In the mid-17th century, the leader of Russia’s Orthodox church, Patriarch Nikon, introduced radical reforms in Russia. Many couldn’t accept the changes and became known as ‘Old Believers.’
To avoid religious persecution first from the Orthodox Church and then from the Soviets, many families fled to some of the most remote corners of the country.
In 1978, one such family was discovered by a group of geologists in the remote Russian Republic of Khakassia, Siberia. The Lykovs, a family with four children, hadn’t seen other human beings for decades.
Agafia – who is now almost 71 years old – was born in the wilderness, and the geologists were the first outsiders she had ever met. This came as no surprise to the geologists, as the family in the forest looked as though they belonged to the previous century, dressed in homespun clothes and using primitive instruments in their everyday lives.
They were completely self-sufficient and still highly religious. Only three years after they were discovered, three of the children fell ill and died. Agafia, whose father also passed away, is now the only remaining surviver of the now famous family of hermits.
Working hard and praying all day, Agafia now lives on her own in the taiga, with bears trying to reach her humble abode regularly. The only person living nearby is a former drilling geologist, Yerofey Sedov, who was among those who discovered the Lykovs and told the world about them. Now relations between the only neighbors within some 200 miles are somewhat complicated.

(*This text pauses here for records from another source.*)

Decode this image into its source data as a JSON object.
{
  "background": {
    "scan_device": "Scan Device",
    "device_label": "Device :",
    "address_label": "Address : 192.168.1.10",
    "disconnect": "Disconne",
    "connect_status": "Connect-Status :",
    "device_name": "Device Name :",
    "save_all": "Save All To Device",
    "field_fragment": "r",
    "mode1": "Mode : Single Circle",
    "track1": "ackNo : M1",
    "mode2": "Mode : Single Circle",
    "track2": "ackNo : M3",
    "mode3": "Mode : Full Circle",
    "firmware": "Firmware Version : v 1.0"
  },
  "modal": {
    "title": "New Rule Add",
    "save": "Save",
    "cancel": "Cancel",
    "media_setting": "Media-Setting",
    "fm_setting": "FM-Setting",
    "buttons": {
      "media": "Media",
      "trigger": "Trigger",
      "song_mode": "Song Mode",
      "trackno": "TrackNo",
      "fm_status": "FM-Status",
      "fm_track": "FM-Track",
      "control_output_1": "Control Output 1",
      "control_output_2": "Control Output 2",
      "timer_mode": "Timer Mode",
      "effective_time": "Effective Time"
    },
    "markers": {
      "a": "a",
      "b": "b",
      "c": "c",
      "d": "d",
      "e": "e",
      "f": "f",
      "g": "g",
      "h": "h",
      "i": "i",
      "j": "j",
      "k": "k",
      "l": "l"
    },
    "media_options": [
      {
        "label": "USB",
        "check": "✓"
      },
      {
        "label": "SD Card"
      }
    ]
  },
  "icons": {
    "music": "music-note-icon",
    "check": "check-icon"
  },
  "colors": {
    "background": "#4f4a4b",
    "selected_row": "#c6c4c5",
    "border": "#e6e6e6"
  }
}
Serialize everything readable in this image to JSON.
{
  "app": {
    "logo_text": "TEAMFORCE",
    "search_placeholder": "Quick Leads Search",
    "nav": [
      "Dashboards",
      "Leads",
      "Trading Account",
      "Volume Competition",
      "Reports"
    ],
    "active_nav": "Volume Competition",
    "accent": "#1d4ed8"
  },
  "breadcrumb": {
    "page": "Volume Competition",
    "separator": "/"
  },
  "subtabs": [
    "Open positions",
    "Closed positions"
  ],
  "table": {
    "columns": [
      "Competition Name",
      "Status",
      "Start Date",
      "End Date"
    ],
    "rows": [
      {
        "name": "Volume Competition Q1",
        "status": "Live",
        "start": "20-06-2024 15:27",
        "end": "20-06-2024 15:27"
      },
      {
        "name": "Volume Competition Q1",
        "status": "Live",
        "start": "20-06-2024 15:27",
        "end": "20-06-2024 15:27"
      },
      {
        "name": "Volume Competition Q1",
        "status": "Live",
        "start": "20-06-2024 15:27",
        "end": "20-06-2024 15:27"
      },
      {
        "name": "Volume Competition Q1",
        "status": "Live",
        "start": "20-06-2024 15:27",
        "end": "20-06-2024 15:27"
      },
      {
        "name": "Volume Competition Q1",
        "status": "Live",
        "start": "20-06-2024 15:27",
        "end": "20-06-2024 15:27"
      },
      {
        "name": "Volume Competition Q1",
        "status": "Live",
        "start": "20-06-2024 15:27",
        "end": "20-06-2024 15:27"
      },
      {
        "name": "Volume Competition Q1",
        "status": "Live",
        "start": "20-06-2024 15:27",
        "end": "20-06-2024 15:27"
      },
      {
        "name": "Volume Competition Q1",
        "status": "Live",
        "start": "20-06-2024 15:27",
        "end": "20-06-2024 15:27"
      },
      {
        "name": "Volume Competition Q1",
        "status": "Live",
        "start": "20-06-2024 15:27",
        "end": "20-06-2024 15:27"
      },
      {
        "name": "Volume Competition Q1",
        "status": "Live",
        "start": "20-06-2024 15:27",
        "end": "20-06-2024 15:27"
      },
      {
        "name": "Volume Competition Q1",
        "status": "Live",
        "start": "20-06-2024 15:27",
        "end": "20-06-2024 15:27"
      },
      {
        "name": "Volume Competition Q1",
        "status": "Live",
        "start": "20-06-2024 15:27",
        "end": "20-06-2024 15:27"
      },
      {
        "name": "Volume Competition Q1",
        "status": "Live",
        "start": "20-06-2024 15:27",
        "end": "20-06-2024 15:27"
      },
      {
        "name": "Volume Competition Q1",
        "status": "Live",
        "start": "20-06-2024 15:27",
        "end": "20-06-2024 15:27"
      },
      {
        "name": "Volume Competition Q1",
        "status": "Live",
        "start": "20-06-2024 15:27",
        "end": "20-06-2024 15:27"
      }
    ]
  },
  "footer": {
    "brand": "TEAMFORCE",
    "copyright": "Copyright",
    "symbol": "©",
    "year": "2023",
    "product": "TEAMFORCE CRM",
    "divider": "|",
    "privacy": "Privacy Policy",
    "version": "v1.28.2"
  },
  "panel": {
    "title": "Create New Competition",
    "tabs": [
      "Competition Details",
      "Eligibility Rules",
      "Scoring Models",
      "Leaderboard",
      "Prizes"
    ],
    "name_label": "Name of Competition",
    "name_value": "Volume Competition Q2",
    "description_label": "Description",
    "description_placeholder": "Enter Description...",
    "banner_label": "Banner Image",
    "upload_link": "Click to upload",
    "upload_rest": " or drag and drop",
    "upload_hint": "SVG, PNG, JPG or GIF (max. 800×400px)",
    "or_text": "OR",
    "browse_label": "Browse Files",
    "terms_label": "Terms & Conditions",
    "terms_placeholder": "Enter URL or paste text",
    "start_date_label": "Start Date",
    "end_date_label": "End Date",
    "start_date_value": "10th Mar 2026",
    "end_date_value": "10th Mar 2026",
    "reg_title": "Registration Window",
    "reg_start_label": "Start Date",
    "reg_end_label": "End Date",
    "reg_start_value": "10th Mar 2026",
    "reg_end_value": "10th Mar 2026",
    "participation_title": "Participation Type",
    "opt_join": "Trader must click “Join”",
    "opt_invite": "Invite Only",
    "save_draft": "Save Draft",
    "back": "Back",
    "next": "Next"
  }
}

Local authorities have tried to help Agafia, but reaching her remote home is quite a challenge. She is in desperate need of a helper, but no one seems willing to be cut off from the rest of the world.
featured image© Igor Shpilenok via Siberiantimes